Firefighters in Greensboro are facing the indefinite loss of pay raises if the city manager's budget proposal is adopted by council. Longevity pay, a 1% raise for every 5 years of service up to 5% max, would be frozen for all city employees.  For the average firefighter who already earns less in total compensation than other city employees, the city's plan to do away with longevity raises would mean a loss of $350 in pay annually, Chief Gregory Grayson told WFMY News 2:

"Our folks are motivated by the need to serve and want to help people primarily," said Grayson. "But they also have bills to pay and families to support."

WFMY reports that "firefighters have already gone two or three years without pay raises." Watch the video:

Firefighters are among the first responders whom lives and property depend on during an emergency. They are dedicated public servants who are prepared to make the ultimate sacrifice to save others.  The least the City of Greensboro can do is honor the promise it made to these workers when it hired them - reward those who stick with the job and not take away their longevity pay.

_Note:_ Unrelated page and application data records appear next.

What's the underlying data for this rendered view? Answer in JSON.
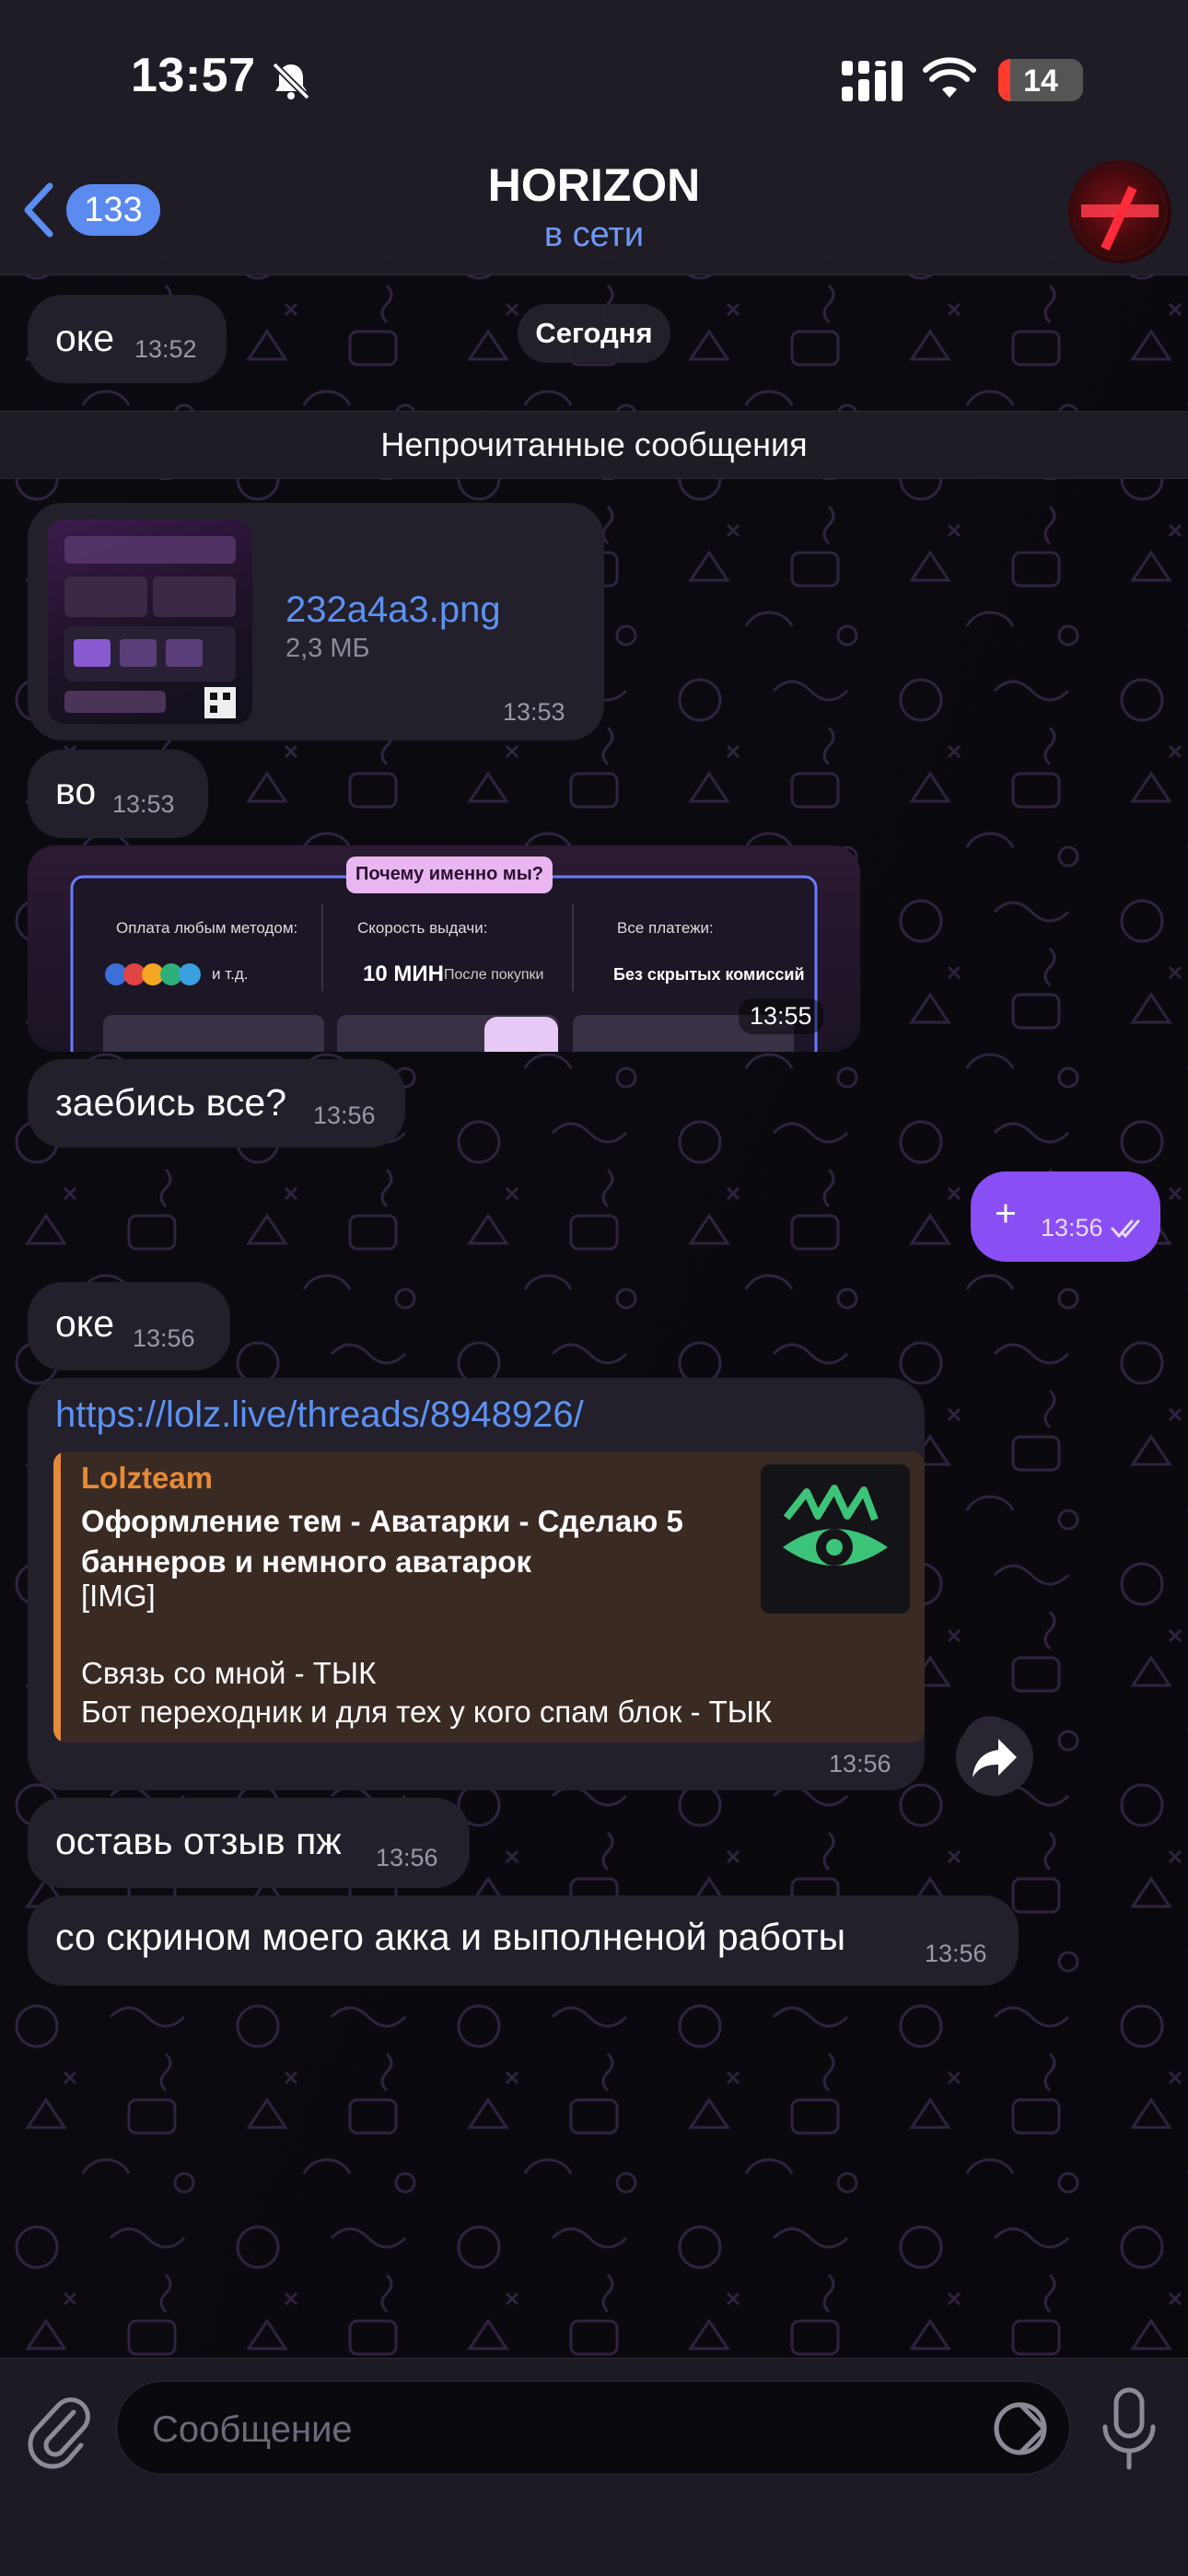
{
  "status_bar": {
    "time": "13:57",
    "battery": "14",
    "battery_level": 0.14,
    "icons": [
      "bell-slash-icon",
      "cellular-signal-icon",
      "wifi-icon",
      "battery-icon"
    ]
  },
  "header": {
    "back_count": "133",
    "title": "HORIZON",
    "status": "в сети",
    "icons": [
      "chevron-left-icon",
      "avatar"
    ]
  },
  "date_pill": "Сегодня",
  "unread_label": "Непрочитанные сообщения",
  "messages": {
    "m1": {
      "text": "оке",
      "time": "13:52"
    },
    "file": {
      "name": "232a4a3.png",
      "size": "2,3 МБ",
      "time": "13:53"
    },
    "m2": {
      "text": "во",
      "time": "13:53"
    },
    "image": {
      "time": "13:55",
      "heading": "Почему именно мы?",
      "col1_label": "Оплата любым методом:",
      "col1_value": "и т.д.",
      "col2_label": "Скорость выдачи:",
      "col2_value": "10 МИН",
      "col2_sub": "После покупки",
      "col3_label": "Все платежи:",
      "col3_value": "Без скрытых комиссий"
    },
    "m3": {
      "text": "заебись все?",
      "time": "13:56"
    },
    "out1": {
      "text": "+",
      "time": "13:56"
    },
    "m4": {
      "text": "оке",
      "time": "13:56"
    },
    "link": {
      "url": "https://lolz.live/threads/8948926/",
      "site": "Lolzteam",
      "title": "Оформление тем - Аватарки - Сделаю 5 баннеров и немного аватарок",
      "line1": "[IMG]",
      "line2": "Связь со мной - ТЫК",
      "line3": "Бот переходник и для тех у кого спам блок - ТЫК",
      "time": "13:56"
    },
    "m5": {
      "text": "оставь отзыв пж",
      "time": "13:56"
    },
    "m6": {
      "text": "со скрином моего акка и выполненой работы",
      "time": "13:56"
    }
  },
  "composer": {
    "placeholder": "Сообщение",
    "icons": [
      "paperclip-icon",
      "sticker-icon",
      "microphone-icon"
    ]
  },
  "colors": {
    "accent": "#8a4ef5",
    "link": "#5c92f2",
    "incoming_bubble": "#231f2b",
    "preview_accent": "#e58a37"
  }
}
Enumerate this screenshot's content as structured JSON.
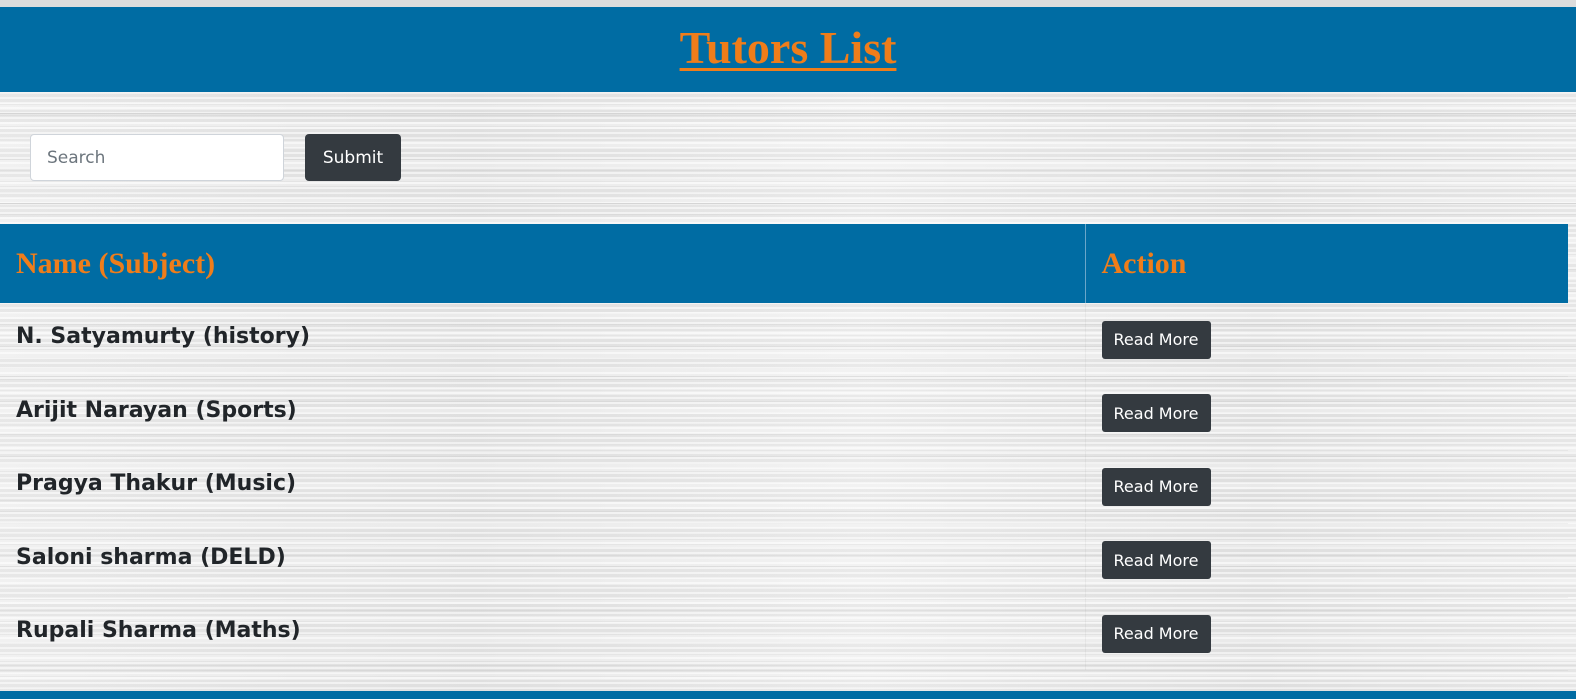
{
  "header": {
    "title": "Tutors List"
  },
  "search": {
    "placeholder": "Search",
    "value": "",
    "submit_label": "Submit"
  },
  "table": {
    "columns": [
      "Name (Subject)",
      "Action"
    ],
    "rows": [
      {
        "name": "N. Satyamurty (history)",
        "action_label": "Read More"
      },
      {
        "name": "Arijit Narayan (Sports)",
        "action_label": "Read More"
      },
      {
        "name": "Pragya Thakur (Music)",
        "action_label": "Read More"
      },
      {
        "name": "Saloni sharma (DELD)",
        "action_label": "Read More"
      },
      {
        "name": "Rupali Sharma (Maths)",
        "action_label": "Read More"
      }
    ]
  },
  "colors": {
    "banner": "#006ca3",
    "accent_text": "#ef7d1a",
    "button_dark": "#343a40",
    "body_text": "#212529"
  }
}
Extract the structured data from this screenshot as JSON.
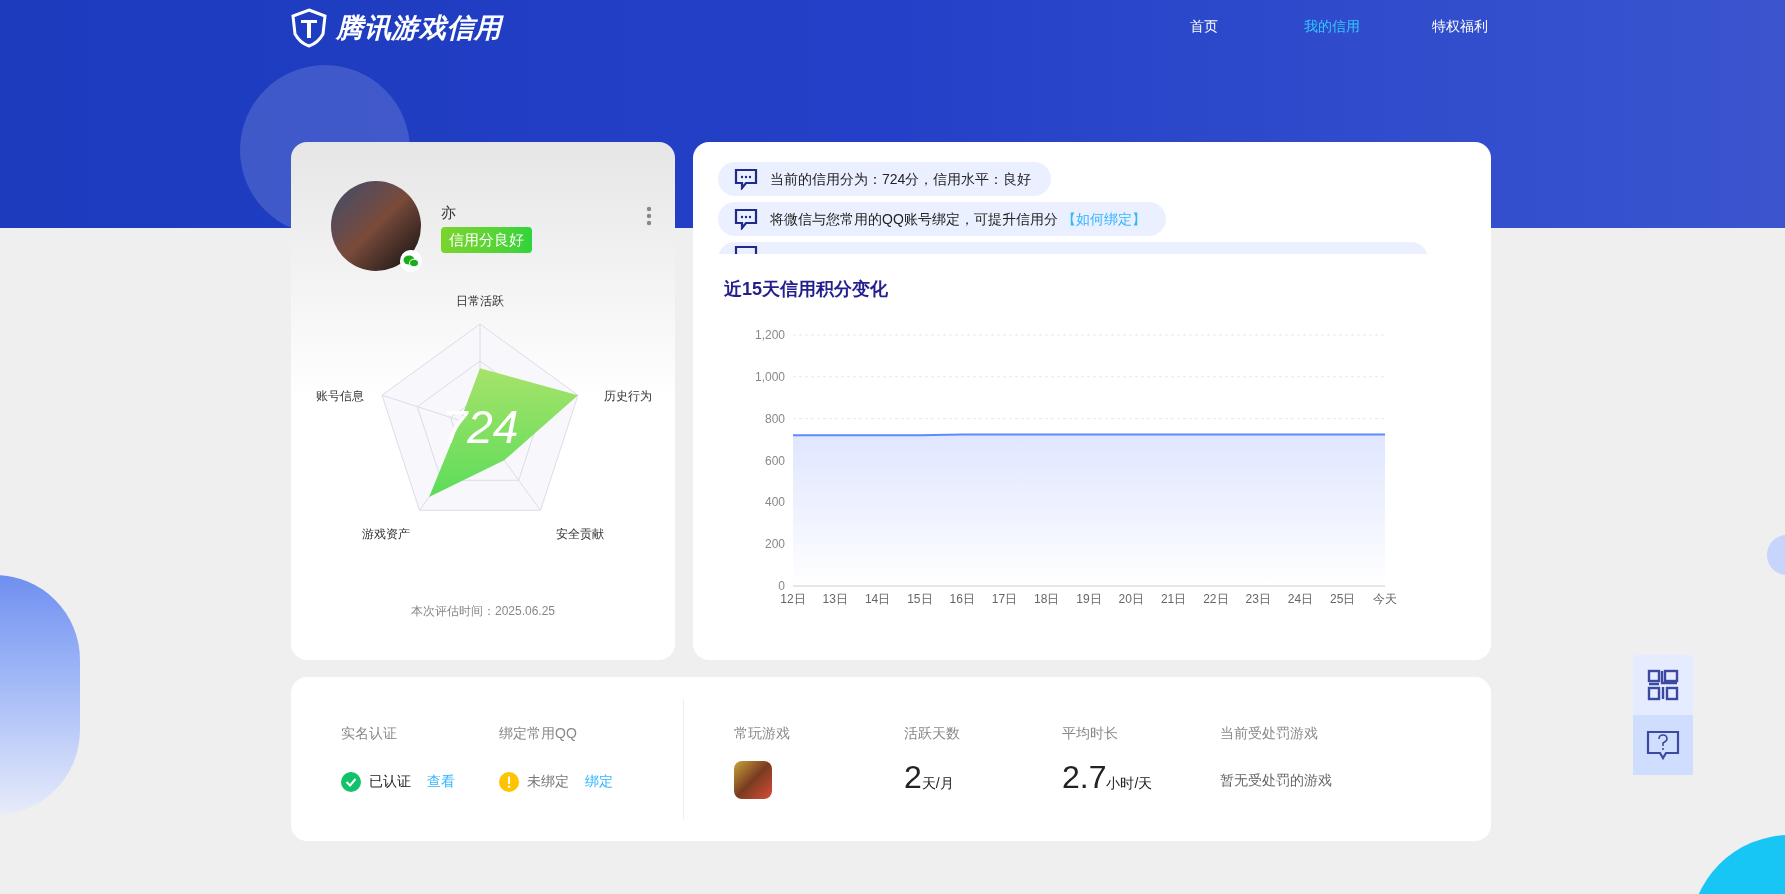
{
  "header": {
    "logo_text": "腾讯游戏信用",
    "nav": [
      {
        "label": "首页",
        "selected": false
      },
      {
        "label": "我的信用",
        "selected": true
      },
      {
        "label": "特权福利",
        "selected": false
      }
    ]
  },
  "profile": {
    "name": "亦",
    "badge": "信用分良好",
    "score": "724",
    "radar_labels": [
      "日常活跃",
      "历史行为",
      "安全贡献",
      "游戏资产",
      "账号信息"
    ],
    "eval_time": "本次评估时间：2025.06.25"
  },
  "messages": [
    {
      "text": "当前的信用分为：724分，信用水平：良好"
    },
    {
      "text": "将微信与您常用的QQ账号绑定，可提升信用分",
      "link": "【如何绑定】"
    }
  ],
  "chart": {
    "title": "近15天信用积分变化",
    "chart_data": {
      "type": "area",
      "categories": [
        "12日",
        "13日",
        "14日",
        "15日",
        "16日",
        "17日",
        "18日",
        "19日",
        "20日",
        "21日",
        "22日",
        "23日",
        "24日",
        "25日",
        "今天"
      ],
      "series": [
        {
          "color": "#5b8cff",
          "values": [
            721,
            721,
            721,
            721,
            724,
            724,
            724,
            724,
            724,
            724,
            724,
            724,
            724,
            724,
            724
          ]
        }
      ],
      "ylim": [
        0,
        1200
      ],
      "yticks": [
        0,
        {
          "value": 200,
          "label": "200"
        },
        {
          "value": 400,
          "label": "400"
        },
        {
          "value": 600,
          "label": "600"
        },
        {
          "value": 800,
          "label": "800"
        },
        {
          "value": 1000,
          "label": "1,000"
        },
        {
          "value": 1200,
          "label": "1,200"
        }
      ]
    }
  },
  "account": [
    {
      "label": "实名认证",
      "kind": "ok",
      "status": "已认证",
      "action": "查看"
    },
    {
      "label": "绑定常用QQ",
      "kind": "warn",
      "status": "未绑定",
      "action": "绑定"
    }
  ],
  "games": {
    "label": "常玩游戏"
  },
  "stats": [
    {
      "label": "活跃天数",
      "value": "2",
      "unit": "天/月"
    },
    {
      "label": "平均时长",
      "value": "2.7",
      "unit": "小时/天"
    }
  ],
  "penalty": {
    "label": "当前受处罚游戏",
    "text": "暂无受处罚的游戏"
  }
}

Update: Firefighters lost

At their Tuesday, June 8 meeting, Greensboro City Council refused to put longevity pay back on the table and rejected the idea of doing a study of firefighter compensation. The pay is set to expire for all city workers on June 30.

"We were hoping the longevity would not be frozen, and also for the compensation study," Greensboro firefighter and IAFF Local 947 member, Dave Coker, told WFMY News 2. "It's just disappointing."

"We're just going to keep pushing on tomorrow, tonight. We're going to put our turnout boots on the same way. We're going to get on the rig the same way. And we're going to give the citizens the world-class service they deserve regardless of whether we got this or whether we didn't."